In most cases the answer will be "text based," because text formats allow easier bootstrapping and debugging: you can create files with a text editor, so that developing an dedicated editor or converter can wait until later; you can inspect a file to see what should have happened, in case a program does not do what you expect; and last but not least: if in 50 years or so the specification has accidentally been lost or become hard to find, there will be a chance that from looking at a few files you can reverse-engineer enough to get the essential information out again. (This is sometimes, rather optimistically, called "self-descriptive." The formats would only really be self-descriptive if every file included the text of the specification...)
Text based formats often also allow for unforeseen extensions later, because they typically have quite a lot of redundancy. Many programming languages have thus acquired conventions for putting things in structured comments or have gotten new keywords in later versions. Although binary formats do typically have some built-in extension mechanism, it is much more limited (e.g., GIF and PNG extension chunks).
But maybe the choice for text-based formats is simply made because the IETF recommends them, or because somebody in management requires XML...
In fact, binary formats aren't so bad. They are often more efficient to process and transport. They are typically smaller: the whole purpose of ZIP, MPEG and JPEG, e.g., is to use as few bits as possible. They are usually faster to process, since they need simpler parsers.
Parsers for a well-designed text-based language don't have to be inefficient, although the text-to-binary conversions typically make them slower by a certain factor. More importantly, their added complexity often leads to more bugs.
And is the lack of extensibility of binary formats so bad? Maybe not. Even if a text format is theoretically extensible, it may not be so in practice. If the extension is not backwards compatible in any useful way it is better to design a completely new format. HTML has been extended through three versions: 2.0, 3.2 and 4.0, but it cannot be taken any further without serious problems for implementers. XHTML is the successor of HTML, but is a new format, not an extension.

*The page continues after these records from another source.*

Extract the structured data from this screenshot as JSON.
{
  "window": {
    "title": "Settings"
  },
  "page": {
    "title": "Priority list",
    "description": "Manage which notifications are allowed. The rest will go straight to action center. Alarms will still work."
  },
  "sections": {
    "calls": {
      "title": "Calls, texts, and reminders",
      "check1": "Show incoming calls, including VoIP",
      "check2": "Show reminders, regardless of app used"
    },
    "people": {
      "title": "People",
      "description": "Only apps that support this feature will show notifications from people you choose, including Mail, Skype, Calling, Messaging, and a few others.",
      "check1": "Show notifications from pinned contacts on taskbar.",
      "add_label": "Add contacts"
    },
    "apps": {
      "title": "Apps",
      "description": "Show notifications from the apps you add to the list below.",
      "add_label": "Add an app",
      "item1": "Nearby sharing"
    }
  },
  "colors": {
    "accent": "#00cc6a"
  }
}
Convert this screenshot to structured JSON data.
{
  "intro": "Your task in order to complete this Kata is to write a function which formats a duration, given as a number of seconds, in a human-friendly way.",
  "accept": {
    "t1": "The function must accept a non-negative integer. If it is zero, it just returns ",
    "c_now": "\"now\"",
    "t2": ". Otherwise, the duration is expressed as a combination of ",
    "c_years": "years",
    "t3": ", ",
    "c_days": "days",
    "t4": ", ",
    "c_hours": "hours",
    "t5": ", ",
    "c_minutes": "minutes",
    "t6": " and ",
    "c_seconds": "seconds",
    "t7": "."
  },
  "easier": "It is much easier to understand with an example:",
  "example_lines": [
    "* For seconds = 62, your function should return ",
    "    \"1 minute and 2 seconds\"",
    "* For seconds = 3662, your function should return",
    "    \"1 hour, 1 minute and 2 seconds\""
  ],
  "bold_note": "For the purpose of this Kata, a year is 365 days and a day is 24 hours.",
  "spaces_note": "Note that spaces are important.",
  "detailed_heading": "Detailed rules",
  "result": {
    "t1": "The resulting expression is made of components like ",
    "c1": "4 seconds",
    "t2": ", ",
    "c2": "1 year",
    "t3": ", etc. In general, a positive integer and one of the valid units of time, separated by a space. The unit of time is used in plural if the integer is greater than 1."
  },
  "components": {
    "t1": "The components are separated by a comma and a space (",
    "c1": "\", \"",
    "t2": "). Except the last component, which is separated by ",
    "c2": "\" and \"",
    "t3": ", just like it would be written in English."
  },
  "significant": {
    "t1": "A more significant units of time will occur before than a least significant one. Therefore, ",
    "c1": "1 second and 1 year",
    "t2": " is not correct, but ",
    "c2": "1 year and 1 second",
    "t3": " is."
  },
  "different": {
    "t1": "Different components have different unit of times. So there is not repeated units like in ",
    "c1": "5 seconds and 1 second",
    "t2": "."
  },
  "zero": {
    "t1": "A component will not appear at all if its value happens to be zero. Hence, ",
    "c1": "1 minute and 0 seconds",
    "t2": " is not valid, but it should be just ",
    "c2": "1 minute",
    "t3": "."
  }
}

In conclusion: most W3C formats are text based and that will probably remain so, but don't assume that binary formats are forbidden. There are costs on both sides to be considered.